DCG is one of the largest crypto conglomerates on the market and counts Grayscale Investments, the trust’s issuer, as one of its subsidiaries.
According to the filing, Silbert has moved to liquidate nearly 120,000 ETCG shares, worth an aggregate market value of approximately $755,295 dollars. This also appears to be the first time Silbert has sold any of his ETCG shares, according to SEC filings.
The ETCG fund, which launched in 2017, allows investors to gain exposure to Ethereum Classic (ETC) through a brokerage account. ETC and Ethereum (ETH) used to be the same thing until 2016, when developers implemented a hard fork of the network to return millions worth of stolen funds to investors after a hack. The fork was notably backed by Ethereum co-founder Vitalik Buterin.
The ETCG sale represents a small portion of the fund’s $225 million assets under management and 14 million outstanding shares—of which Silbert is a 10% shareholder. He’s also listed as one of the fund’s directors.
The sale was brokered by New York-based firm Cannacord Genuity on April 28 on the OTCQX, the highest tier of over-the-counter (OTC) market for trading securities, according to the SEC filing.
Silbert’s shares were originally purchased during two privately negotiated transactions over the 2017-2018 period. So far, he hasn’t made any official comments on the recent transaction.

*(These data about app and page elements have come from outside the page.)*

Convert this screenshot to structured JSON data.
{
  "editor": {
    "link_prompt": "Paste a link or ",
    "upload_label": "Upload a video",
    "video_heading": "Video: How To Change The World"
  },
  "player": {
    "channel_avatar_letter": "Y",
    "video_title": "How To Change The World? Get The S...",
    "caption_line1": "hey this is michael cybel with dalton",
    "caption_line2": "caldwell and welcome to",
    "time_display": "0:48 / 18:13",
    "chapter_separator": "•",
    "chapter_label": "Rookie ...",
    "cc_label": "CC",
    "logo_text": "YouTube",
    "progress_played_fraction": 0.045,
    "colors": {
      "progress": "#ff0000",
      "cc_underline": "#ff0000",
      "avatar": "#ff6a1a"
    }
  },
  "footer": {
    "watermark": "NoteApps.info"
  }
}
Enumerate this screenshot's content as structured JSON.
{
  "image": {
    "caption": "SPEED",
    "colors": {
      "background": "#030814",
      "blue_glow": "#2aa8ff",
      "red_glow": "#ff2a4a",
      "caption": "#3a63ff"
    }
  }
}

It’s a somewhat surprising development to see the crypto permabull selling his ETCG shares. Silbert has been in the crosshairs over the past months, due to a $630 million dollar debt DCG-owned lending desk Genesis owes to Gemini, a crypto exchange and custodian owned by the Winklevoss twins.

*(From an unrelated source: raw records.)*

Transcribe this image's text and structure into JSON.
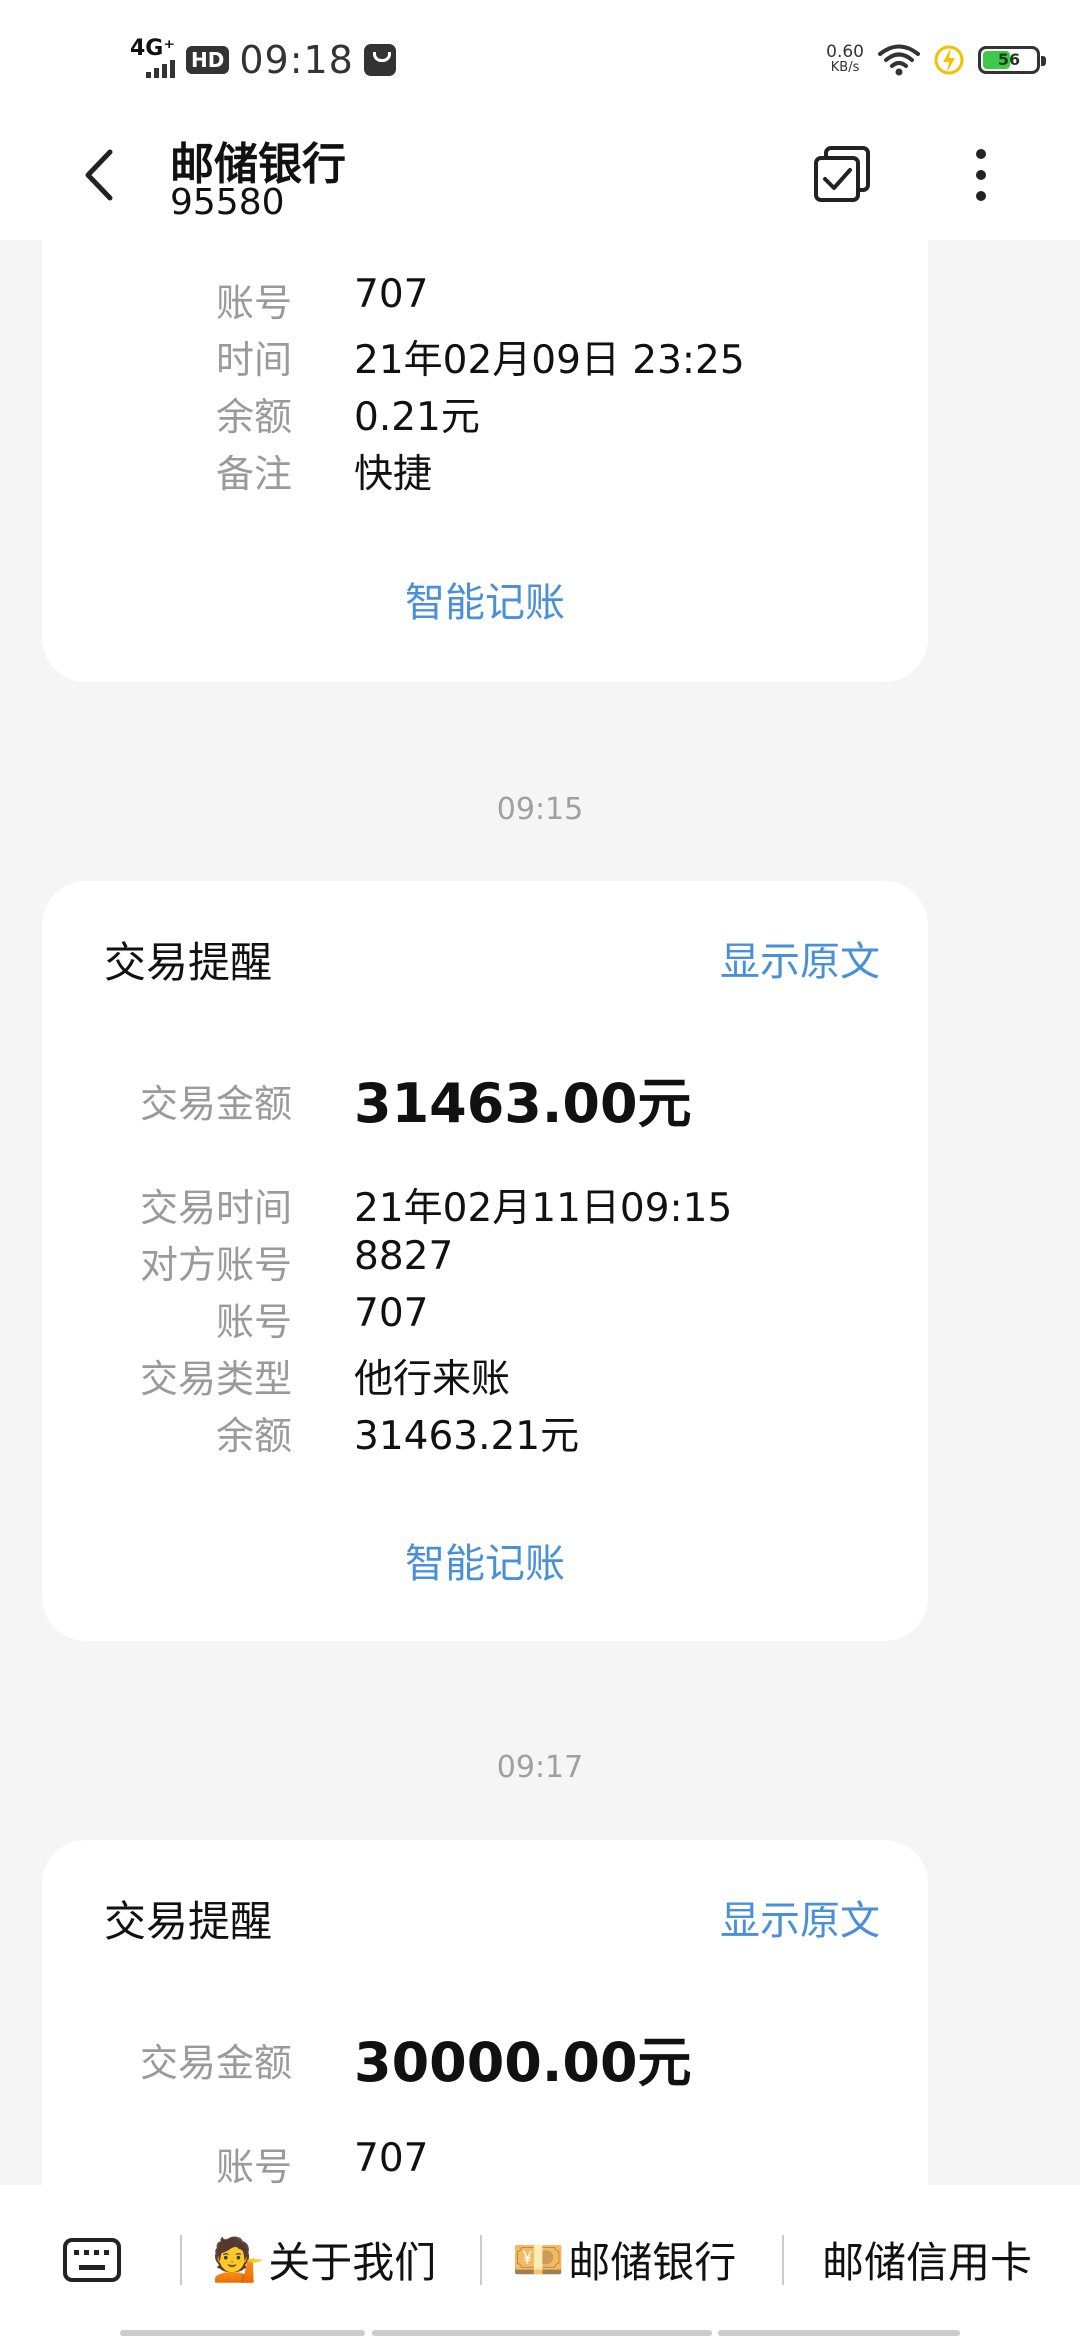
{
  "status_bar": {
    "network": "4G⁺",
    "hd": "HD",
    "time": "09:18",
    "speed_value": "0.60",
    "speed_unit": "KB/s",
    "battery": "56",
    "battery_level": 0.56
  },
  "header": {
    "title": "邮储银行",
    "subtitle": "95580"
  },
  "card0": {
    "rows": [
      {
        "key": "账号",
        "value": "707"
      },
      {
        "key": "时间",
        "value": "21年02月09日 23:25"
      },
      {
        "key": "余额",
        "value": "0.21元"
      },
      {
        "key": "备注",
        "value": "快捷"
      }
    ],
    "smart": "智能记账"
  },
  "card1": {
    "time": "09:15",
    "heading": "交易提醒",
    "show_original": "显示原文",
    "amount_label": "交易金额",
    "amount": "31463.00元",
    "rows": [
      {
        "key": "交易时间",
        "value": "21年02月11日09:15"
      },
      {
        "key": "对方账号",
        "value": "8827"
      },
      {
        "key": "账号",
        "value": "707"
      },
      {
        "key": "交易类型",
        "value": "他行来账"
      },
      {
        "key": "余额",
        "value": "31463.21元"
      }
    ],
    "smart": "智能记账"
  },
  "card2": {
    "time": "09:17",
    "heading": "交易提醒",
    "show_original": "显示原文",
    "amount_label": "交易金额",
    "amount": "30000.00元",
    "rows": [
      {
        "key": "账号",
        "value": "707"
      }
    ]
  },
  "bottom_menu": [
    {
      "label": "关于我们",
      "emoji": "💁"
    },
    {
      "label": "邮储银行",
      "emoji": "💴"
    },
    {
      "label": "邮储信用卡"
    }
  ]
}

Earlier this week, the companies announced they had entered into a 30-day mediation process to settle the outstanding loan balance. “If DCG is unable to pay and/or restructure its debt, DCG risks defaulting on its obligations,” Gemini said in a statement.